==== MATERIAL SUPPLIED
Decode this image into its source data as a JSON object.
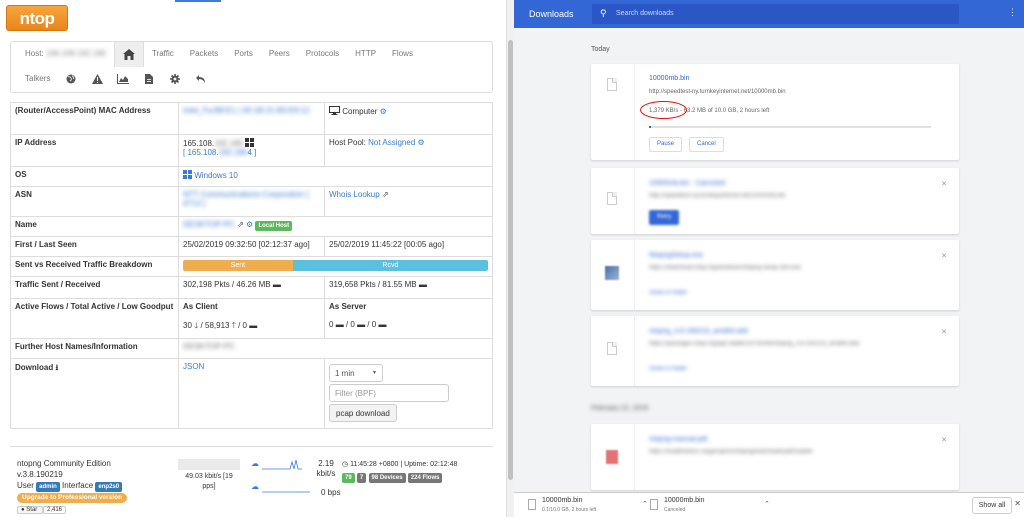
{
  "ntop": {
    "logo": "ntop",
    "nav": {
      "host_label": "Host:",
      "host_value": "166.108.192.180",
      "row1": [
        "Traffic",
        "Packets",
        "Ports",
        "Peers",
        "Protocols",
        "HTTP",
        "Flows"
      ],
      "row2_label": "Talkers"
    },
    "rows": {
      "mac": {
        "label": "(Router/AccessPoint) MAC Address",
        "value1": "Intel_Fa:B8:E1 | 00:1B:21:B3:E9:12",
        "value2": "Computer"
      },
      "ip": {
        "label": "IP Address",
        "value1": "165.108.",
        "value1_hidden": "192.180",
        "value1_link": "[ 165.108.",
        "value1_link_hidden": "192.180",
        "value1_link_end": "4 ]",
        "host_pool_label": "Host Pool:",
        "host_pool_value": "Not Assigned"
      },
      "os": {
        "label": "OS",
        "value": "Windows 10"
      },
      "asn": {
        "label": "ASN",
        "value1": "NTT Communications Corporation [ 4713 ]",
        "value2": "Whois Lookup"
      },
      "name": {
        "label": "Name",
        "value": "DESKTOP-PC",
        "badge": "Local Host"
      },
      "seen": {
        "label": "First / Last Seen",
        "value1": "25/02/2019 09:32:50 [02:12:37 ago]",
        "value2": "25/02/2019 11:45:22 [00:05 ago]"
      },
      "breakdown": {
        "label": "Sent vs Received Traffic Breakdown",
        "sent": "Sent",
        "rcvd": "Rcvd",
        "sent_fraction": 0.36
      },
      "traffic": {
        "label": "Traffic Sent / Received",
        "value1": "302,198 Pkts / 46.26 MB",
        "value2": "319,658 Pkts / 81.55 MB"
      },
      "flows": {
        "label": "Active Flows / Total Active / Low Goodput",
        "client_label": "As Client",
        "server_label": "As Server",
        "client_value_a": "30",
        "client_value_b": "/ 58,913",
        "client_value_c": "/ 0",
        "server_value_a": "0",
        "server_value_b": "/ 0",
        "server_value_c": "/ 0"
      },
      "names": {
        "label": "Further Host Names/Information",
        "value": "DESKTOP-PC"
      },
      "download": {
        "label": "Download",
        "json_link": "JSON",
        "interval": "1 min",
        "filter_placeholder": "Filter (BPF)",
        "pcap_button": "pcap download"
      }
    },
    "footer": {
      "edition": "ntopng Community Edition",
      "version": "v.3.8.190219",
      "user_label": "User",
      "user_value": "admin",
      "interface_label": "Interface",
      "interface_value": "enp2s0",
      "upgrade": "Upgrade to Professional version",
      "star_label": "Star",
      "star_count": "2,416",
      "rate_text": "49.03 kbit/s [19 pps]",
      "up_rate": "2.19 kbit/s",
      "down_rate": "0 bps",
      "time": "11:45:28 +0800 | Uptime: 02:12:48",
      "badges": [
        "79",
        "7",
        "98 Devices",
        "224 Flows"
      ]
    }
  },
  "chrome": {
    "header_title": "Downloads",
    "search_placeholder": "Search downloads",
    "today_label": "Today",
    "active": {
      "name": "10000mb.bin",
      "url": "http://speedtest-ny.turnkeyinternet.net/10000mb.bin",
      "speed": "1,379 KB/s",
      "status": "- 63.2 MB of 10.0 GB, 2 hours left",
      "progress_fraction": 0.006,
      "pause": "Pause",
      "cancel": "Cancel"
    },
    "cancelled": {
      "name": "10000mb.bin - Canceled",
      "url": "http://speedtest-ny.turnkeyinternet.net/10000mb.bin",
      "retry": "Retry"
    },
    "item3": {
      "name": "NtopngSetup.exe",
      "url": "https://download.ntop.org/windows/ntopng-setup-x64.exe",
      "show": "Show in folder"
    },
    "item4": {
      "name": "ntopng_3.8.190219_amd64.deb",
      "url": "https://packages.ntop.org/apt-stable/18.04/x64/ntopng_3.8.190219_amd64.deb",
      "show": "Show in folder"
    },
    "older_date": "February 22, 2019",
    "item5": {
      "name": "ntopng-manual.pdf",
      "url": "https://readthedocs.org/projects/ntopng/downloads/pdf/stable/"
    },
    "shelf": {
      "item1_name": "10000mb.bin",
      "item1_status": "0.1/10.0 GB, 2 hours left",
      "item2_name": "10000mb.bin",
      "item2_status": "Canceled",
      "show_all": "Show all"
    },
    "colors": {
      "header": "#3367d6",
      "link": "#3367d6",
      "highlight": "#dd1111"
    }
  }
}
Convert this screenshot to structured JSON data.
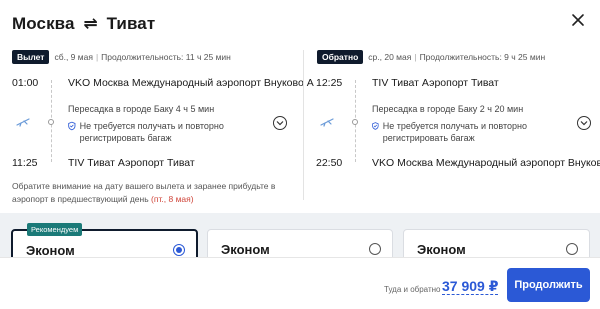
{
  "title": {
    "from": "Москва",
    "arrows": "⇌",
    "to": "Тиват"
  },
  "outbound": {
    "badge": "Вылет",
    "date": "сб., 9 мая",
    "separator": "|",
    "duration": "Продолжительность: 11 ч 25 мин",
    "dep_time": "01:00",
    "dep_station": "VKO Москва Международный аэропорт Внуково А",
    "transfer": "Пересадка в городе Баку  4 ч 5 мин",
    "baggage": "Не требуется получать и повторно регистрировать багаж",
    "arr_time": "11:25",
    "arr_station": "TIV Тиват Аэропорт Тиват"
  },
  "return": {
    "badge": "Обратно",
    "date": "ср., 20 мая",
    "separator": "|",
    "duration": "Продолжительность: 9 ч 25 мин",
    "dep_time": "12:25",
    "dep_station": "TIV Тиват Аэропорт Тиват",
    "transfer": "Пересадка в городе Баку  2 ч 20 мин",
    "baggage": "Не требуется получать и повторно регистрировать багаж",
    "arr_time": "22:50",
    "arr_station": "VKO Москва Международный аэропорт Внуково А"
  },
  "note": {
    "text": "Обратите внимание на дату вашего вылета и заранее прибудьте в аэропорт в предшествующий день ",
    "date": "(пт., 8 мая)"
  },
  "fares": [
    {
      "label": "Эконом",
      "selected": true,
      "recommended": "Рекомендуем"
    },
    {
      "label": "Эконом",
      "selected": false
    },
    {
      "label": "Эконом",
      "selected": false
    }
  ],
  "footer": {
    "total_label": "Туда и обратно",
    "total_price": "37 909 ₽",
    "continue_label": "Продолжить"
  },
  "colors": {
    "accent": "#2b59d6",
    "badge_dark": "#0f1b2d",
    "recommend": "#1b7a78",
    "warning": "#d0463b"
  },
  "icons": [
    "close-icon",
    "plane-icon",
    "shield-icon",
    "chevron-down-icon",
    "swap-arrows-icon"
  ]
}
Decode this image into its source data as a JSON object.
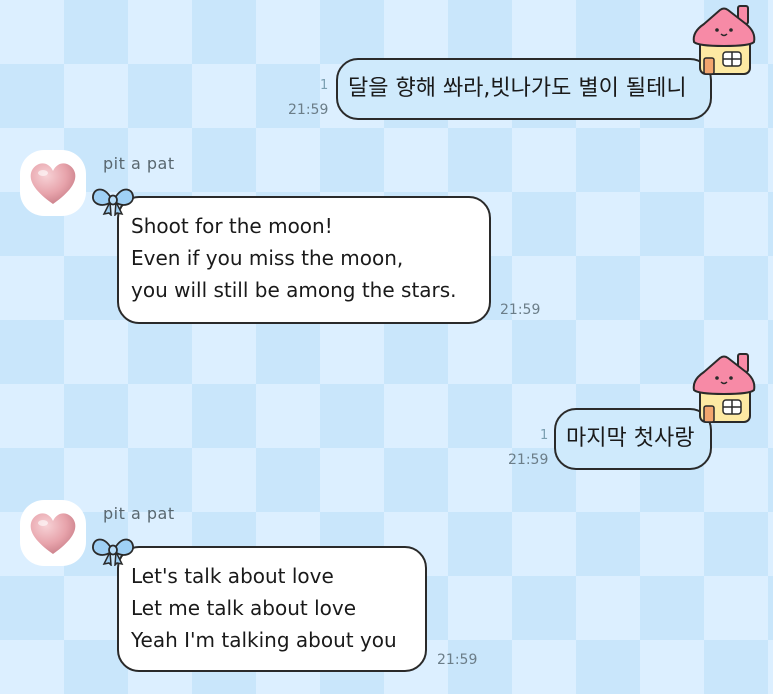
{
  "colors": {
    "sent_bubble": "#cfeafc",
    "received_bubble": "#ffffff",
    "bow": "#9fd0f5",
    "house_roof": "#f78aa6",
    "house_wall": "#fde9a3",
    "heart": "#e7a3ab"
  },
  "messages": [
    {
      "direction": "sent",
      "text": "달을 향해 쏴라,빗나가도 별이 될테니",
      "time": "21:59",
      "unread": "1",
      "avatar_icon": "pink-house-icon"
    },
    {
      "direction": "received",
      "sender": "pit a pat",
      "avatar_icon": "heart-icon",
      "decoration_icon": "blue-bow-icon",
      "lines": [
        "Shoot for the moon!",
        "Even if you miss the moon,",
        "you will still be among the stars."
      ],
      "time": "21:59"
    },
    {
      "direction": "sent",
      "text": "마지막 첫사랑",
      "time": "21:59",
      "unread": "1",
      "avatar_icon": "pink-house-icon"
    },
    {
      "direction": "received",
      "sender": "pit a pat",
      "avatar_icon": "heart-icon",
      "decoration_icon": "blue-bow-icon",
      "lines": [
        "Let's talk about love",
        "Let me talk about love",
        "Yeah I'm talking about you"
      ],
      "time": "21:59"
    }
  ]
}
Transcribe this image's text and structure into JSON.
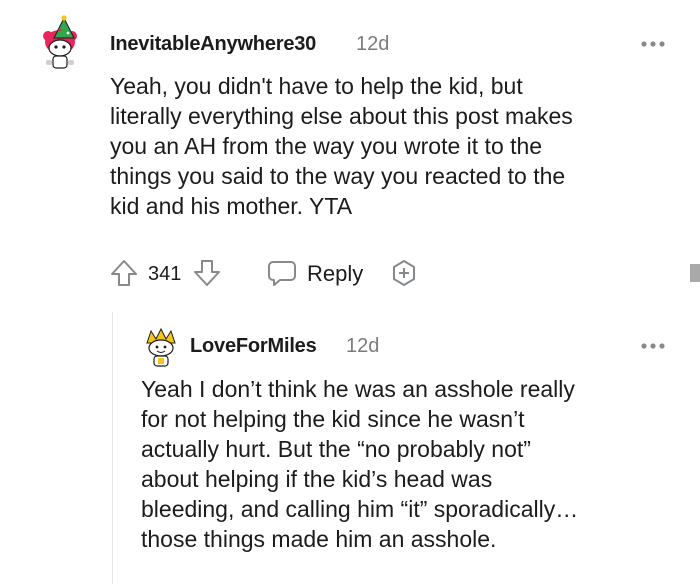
{
  "comment": {
    "username": "InevitableAnywhere30",
    "age": "12d",
    "body_lines": [
      "Yeah, you didn't have to help the kid, but",
      "literally everything else about this post makes",
      "you an AH from the way you wrote it to the",
      "things you said to the way you reacted to the",
      "kid and his mother. YTA"
    ],
    "score": "341",
    "reply_label": "Reply",
    "icons": {
      "avatar": "snoo-avatar-christmas-tree",
      "upvote": "upvote-arrow-icon",
      "downvote": "downvote-arrow-icon",
      "reply": "chat-bubble-icon",
      "award": "award-plus-icon",
      "more": "more-dots-icon"
    }
  },
  "reply": {
    "username": "LoveForMiles",
    "age": "12d",
    "body_lines": [
      "Yeah I don’t think he was an asshole really",
      "for not helping the kid since he wasn’t",
      "actually hurt. But the “no probably not”",
      "about helping if the kid’s head was",
      "bleeding, and calling him “it” sporadically…",
      "those things made him an asshole."
    ],
    "icons": {
      "avatar": "snoo-avatar-yellow-hair",
      "more": "more-dots-icon"
    }
  },
  "colors": {
    "text": "#1c1c1c",
    "meta": "#7c7c7c",
    "icon": "#878a8c",
    "thread_line": "#e6e6e6"
  }
}
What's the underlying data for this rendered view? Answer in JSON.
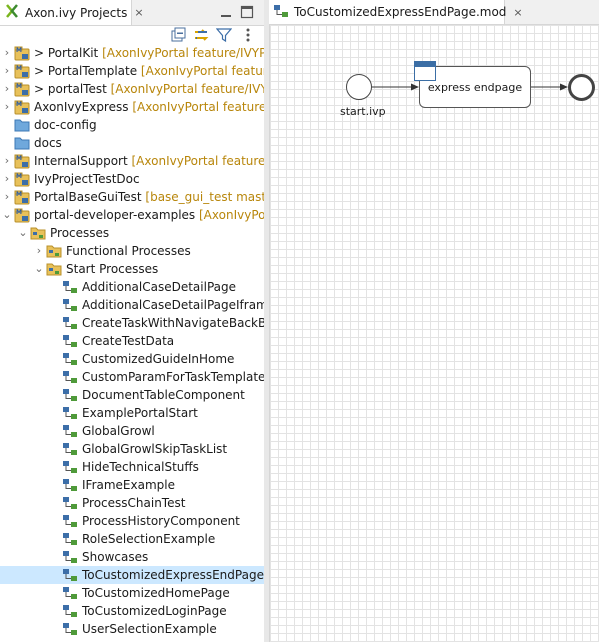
{
  "left_view": {
    "tab_title": "Axon.ivy Projects",
    "close_glyph": "×",
    "icons": {
      "tab": "axon-ivy-project-icon",
      "minimize": "minimize-icon",
      "maximize": "maximize-icon",
      "collapse_all": "collapse-all-icon",
      "link_with_editor": "link-with-editor-icon",
      "filter": "filter-icon",
      "view_menu": "view-menu-icon"
    }
  },
  "tree": [
    {
      "label": "> PortalKit",
      "decoration": " [AxonIvyPortal feature/IVYPORT",
      "expanded": false,
      "twisty": true,
      "icon": "project-icon"
    },
    {
      "label": "> PortalTemplate",
      "decoration": " [AxonIvyPortal feature/IV",
      "expanded": false,
      "twisty": true,
      "icon": "project-icon"
    },
    {
      "label": "> portalTest",
      "decoration": " [AxonIvyPortal feature/IVYPOR",
      "expanded": false,
      "twisty": true,
      "icon": "project-icon"
    },
    {
      "label": "AxonIvyExpress",
      "decoration": " [AxonIvyPortal feature/IVY",
      "expanded": false,
      "twisty": true,
      "icon": "project-icon"
    },
    {
      "label": "doc-config",
      "decoration": "",
      "expanded": false,
      "twisty": false,
      "icon": "folder-icon"
    },
    {
      "label": "docs",
      "decoration": "",
      "expanded": false,
      "twisty": false,
      "icon": "folder-icon"
    },
    {
      "label": "InternalSupport",
      "decoration": " [AxonIvyPortal feature/IVY",
      "expanded": false,
      "twisty": true,
      "icon": "project-icon"
    },
    {
      "label": "IvyProjectTestDoc",
      "decoration": "",
      "expanded": false,
      "twisty": true,
      "icon": "project-icon"
    },
    {
      "label": "PortalBaseGuiTest",
      "decoration": " [base_gui_test master]",
      "expanded": false,
      "twisty": true,
      "icon": "project-icon"
    },
    {
      "label": "portal-developer-examples",
      "decoration": " [AxonIvyPortal",
      "expanded": true,
      "twisty": true,
      "icon": "project-icon"
    },
    {
      "label": "Processes",
      "decoration": "",
      "expanded": true,
      "twisty": true,
      "icon": "process-folder-icon"
    },
    {
      "label": "Functional Processes",
      "decoration": "",
      "expanded": false,
      "twisty": true,
      "icon": "process-folder-icon"
    },
    {
      "label": "Start Processes",
      "decoration": "",
      "expanded": true,
      "twisty": true,
      "icon": "process-folder-icon"
    },
    {
      "label": "AdditionalCaseDetailPage",
      "decoration": "",
      "twisty": false,
      "icon": "process-icon"
    },
    {
      "label": "AdditionalCaseDetailPageIframe",
      "decoration": "",
      "twisty": false,
      "icon": "process-icon"
    },
    {
      "label": "CreateTaskWithNavigateBackButt",
      "decoration": "",
      "twisty": false,
      "icon": "process-icon"
    },
    {
      "label": "CreateTestData",
      "decoration": "",
      "twisty": false,
      "icon": "process-icon"
    },
    {
      "label": "CustomizedGuideInHome",
      "decoration": "",
      "twisty": false,
      "icon": "process-icon"
    },
    {
      "label": "CustomParamForTaskTemplates",
      "decoration": "",
      "twisty": false,
      "icon": "process-icon"
    },
    {
      "label": "DocumentTableComponent",
      "decoration": "",
      "twisty": false,
      "icon": "process-icon"
    },
    {
      "label": "ExamplePortalStart",
      "decoration": "",
      "twisty": false,
      "icon": "process-icon"
    },
    {
      "label": "GlobalGrowl",
      "decoration": "",
      "twisty": false,
      "icon": "process-icon"
    },
    {
      "label": "GlobalGrowlSkipTaskList",
      "decoration": "",
      "twisty": false,
      "icon": "process-icon"
    },
    {
      "label": "HideTechnicalStuffs",
      "decoration": "",
      "twisty": false,
      "icon": "process-icon"
    },
    {
      "label": "IFrameExample",
      "decoration": "",
      "twisty": false,
      "icon": "process-icon"
    },
    {
      "label": "ProcessChainTest",
      "decoration": "",
      "twisty": false,
      "icon": "process-icon"
    },
    {
      "label": "ProcessHistoryComponent",
      "decoration": "",
      "twisty": false,
      "icon": "process-icon"
    },
    {
      "label": "RoleSelectionExample",
      "decoration": "",
      "twisty": false,
      "icon": "process-icon"
    },
    {
      "label": "Showcases",
      "decoration": "",
      "twisty": false,
      "icon": "process-icon"
    },
    {
      "label": "ToCustomizedExpressEndPage",
      "decoration": "",
      "twisty": false,
      "icon": "process-icon",
      "selected": true
    },
    {
      "label": "ToCustomizedHomePage",
      "decoration": "",
      "twisty": false,
      "icon": "process-icon"
    },
    {
      "label": "ToCustomizedLoginPage",
      "decoration": "",
      "twisty": false,
      "icon": "process-icon"
    },
    {
      "label": "UserSelectionExample",
      "decoration": "",
      "twisty": false,
      "icon": "process-icon"
    }
  ],
  "editor": {
    "tab_title": "ToCustomizedExpressEndPage.mod",
    "close_glyph": "×",
    "tab_icon": "process-model-icon",
    "diagram": {
      "start_label": "start.ivp",
      "process_label": "express endpage",
      "process_icon": "window-icon"
    }
  },
  "colors": {
    "selection": "#cce8ff",
    "decoration": "#b8860b",
    "grid": "#e3e3e3",
    "accent": "#3b6ea5"
  }
}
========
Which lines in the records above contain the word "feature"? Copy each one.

• ANSWER BELOW:
      "decoration": " [AxonIvyPortal feature/IVYPORT",
      "decoration": " [AxonIvyPortal feature/IV",
      "decoration": " [AxonIvyPortal feature/IVYPOR",
      "decoration": " [AxonIvyPortal feature/IVY",
      "decoration": " [AxonIvyPortal feature/IVY",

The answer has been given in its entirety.